By Roelof Louw, Cloud Expert at T-Systems in South Africa
Many organisations are acknowledging the benefits of migrating to the cloud and are seeing their competitors either considering this option or having already made the move. For small medium enterprises (SMEs), the decision is easy as the path to migrate is less onerous and considerably less complex. However, larger organisations have additional considerations to factor in such as compliance issues, which require information to be stored within the country, and security concerns.
Further adding to the conundrum is the question of whether to outsource data centre facilities to a hosted provider, attempt to leverage the investment of an existing data centre, or invest in building a new, purpose-built data centre for cloud solutions. Addressing this data centre dilemma requires careful consideration of legalities, organisational requirements, and existing infrastructure, so that the most appropriate and cost-effective option can be selected for cloud solutions going forward.
In South Africa, the uptake of cloud solutions is generally slower than seen in America and Europe. However, following global trends, SMEs have been quicker to adopt cloud solutions, as a result of the fact that they are geared towards faster adoption and are subject to fewer restrictions from auditory and compliance bodies. Within larger corporates, they not only have security and compliance barriers to contend with but the data centre is also a significant consideration. Corporates need to make the decision on utilising existing data centre infrastructure or taking the hosted route, and this decision can impact the adoption of cloud services.
Many large organisations have already invested heavily into data centre infrastructure. However, when it comes to leveraging existing infrastructure for the purposes of cloud solutions, there are several challenges. This legacy investment and infrastructure was designed and built for a computing environment that is very different from the one necessary to support the cloud.
Data centre environments for the cloud often require very dense storage arrays, which existing centres may not have, and which also require more advanced cooling and heat dissipation as a result of increased density. Added to this is a growing awareness of the need for improved energy efficiency, both to meet global environmentally friendly requirements and to counter ever-increasing energy bills. Utilising an existing data centre for cloud purposes may require extensive and costly renovations and upgrades, so the benefit of leveraging this investment can be somewhat diluted by the need to cater to a high-density cloud environment. One option for organisations in this instance is to sell their data centre to a service provider, who can then upgrade it as necessary and offer hosted services out of the centre, improving cost-effectiveness of services.

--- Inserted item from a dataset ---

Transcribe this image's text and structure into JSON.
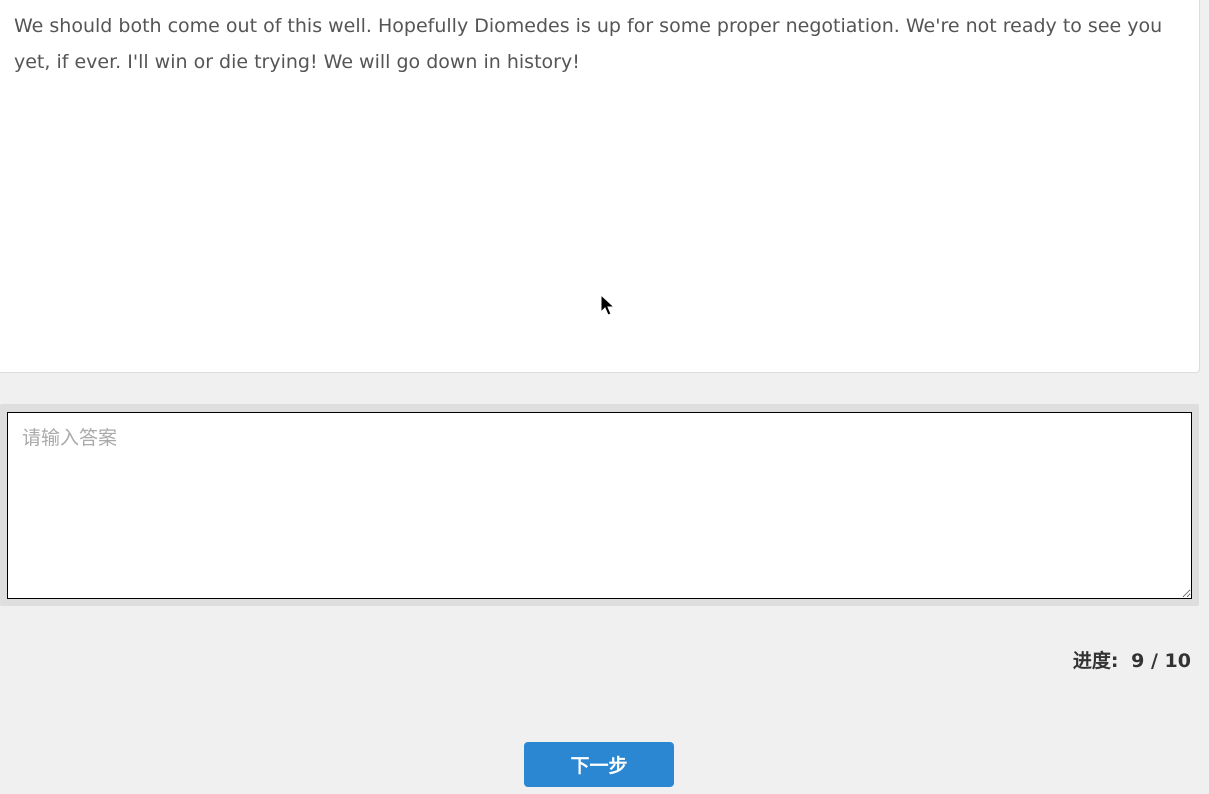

Another option for organisations is to build their own, purpose-designed cloud-ready data centre. Although this may be a costly exercise, there are some applications where this expense is warranted, and the data centre will be able to leverage economies of scale to justify costs. For example, large multinational banking organisations with branches and offices all over the country are legally required to maintain their own data, and also have the scale to justify this cost. Building their own cloud data centre in this case is the optimal route to meet compliance, security and data centre needs.
However, for many businesses, building a cloud-ready data centre is not an expense that can be justified. As a result, moving to a hosted service provider data centre model is becoming a predominant trend in the market. Moving into service-based data centre solutions enables organisations to leverage the best-of-breed infrastructure and high-density arrays necessary for cloud solutions, without the capital expenditure of building their own data centre. Services are paid for on a monthly basis following a per-usage model, further improving cost efficiency. Technology is guaranteed to be kept up-to-date, and service levels are agreed and guaranteed up front. Data centre space is also highly flexible and scalable in the hosted environment, so organisations can scale their space up or down as required without the need to install additional infrastructure.

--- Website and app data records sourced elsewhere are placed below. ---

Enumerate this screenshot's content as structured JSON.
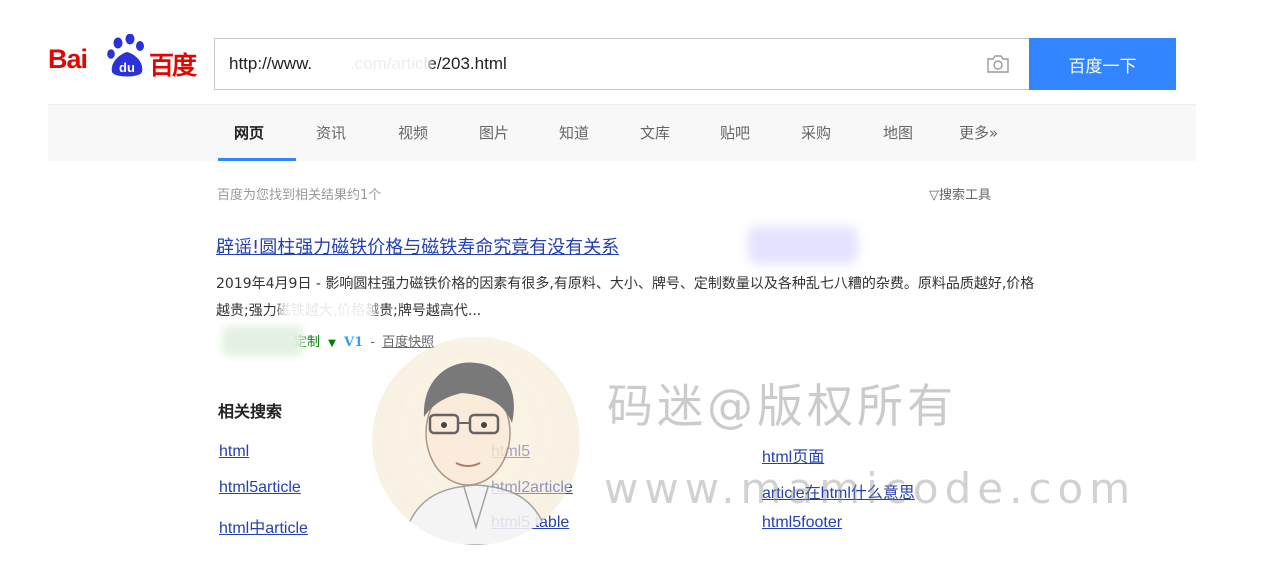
{
  "logo": {
    "text_bai": "Bai",
    "text_cn": "百度",
    "paw_label": "du"
  },
  "search": {
    "value": "http://www.        .com/article/203.html",
    "button_label": "百度一下",
    "camera_icon": "camera-icon"
  },
  "tabs": [
    {
      "label": "网页",
      "active": true
    },
    {
      "label": "资讯"
    },
    {
      "label": "视频"
    },
    {
      "label": "图片"
    },
    {
      "label": "知道"
    },
    {
      "label": "文库"
    },
    {
      "label": "贴吧"
    },
    {
      "label": "采购"
    },
    {
      "label": "地图"
    },
    {
      "label": "更多»"
    }
  ],
  "results_info": {
    "count_text": "百度为您找到相关结果约1个",
    "tools_label": "▽搜索工具"
  },
  "result": {
    "title": "辟谣!圆柱强力磁铁价格与磁铁寿命究竟有没有关系",
    "abstract": "2019年4月9日 - 影响圆柱强力磁铁价格的因素有很多,有原料、大小、牌号、定制数量以及各种乱七八糟的杂费。原料品质越好,价格越贵;强力磁铁越大,价格越贵;牌号越高代...",
    "source": "定制",
    "v1": "V1",
    "separator": "-",
    "snapshot": "百度快照"
  },
  "related": {
    "heading": "相关搜索",
    "links": [
      "html",
      "html5",
      "html页面",
      "html5article",
      "html2article",
      "article在html什么意思",
      "html中article",
      "html5 table",
      "html5footer"
    ]
  },
  "watermark": {
    "line1": "码迷@版权所有",
    "line2": "www.mamicode.com"
  },
  "colors": {
    "accent": "#3385ff",
    "link": "#2440b3",
    "brand_red": "#e10602",
    "source_green": "#008000"
  }
}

Service provider data centres also incorporate the latest in green, energy efficient technology, meeting sustainability and corporate responsibility objectives. From a legislation and compliance perspective, the service provider is also required to be certified and meet these criteria, so organisations can ensure that their data centre meets these needs too by using a hosted service. Hosted data centre providers offer this service as a core competency, which is often not the case for many corporates, thus leveraging a service provider’s environment can help to ensure better service levels and infrastructure to allow cloud services to run smoothly and effectively.
With cloud computing, the data centre is a critical component, and organisations need to select the optimal data centre solution to meet their needs. The business case for maintaining the data centre in-house needs to be carefully examined, and the cost of upgrading existing infrastructure weighed against the benefits. For many organisations, maintaining their own data centre for their cloud environment is simply not a cost effective exercise, or one in which they are skilled. For this reason, many corporates are turning to hosted or outsourced data centre solutions to support their cloud objectives.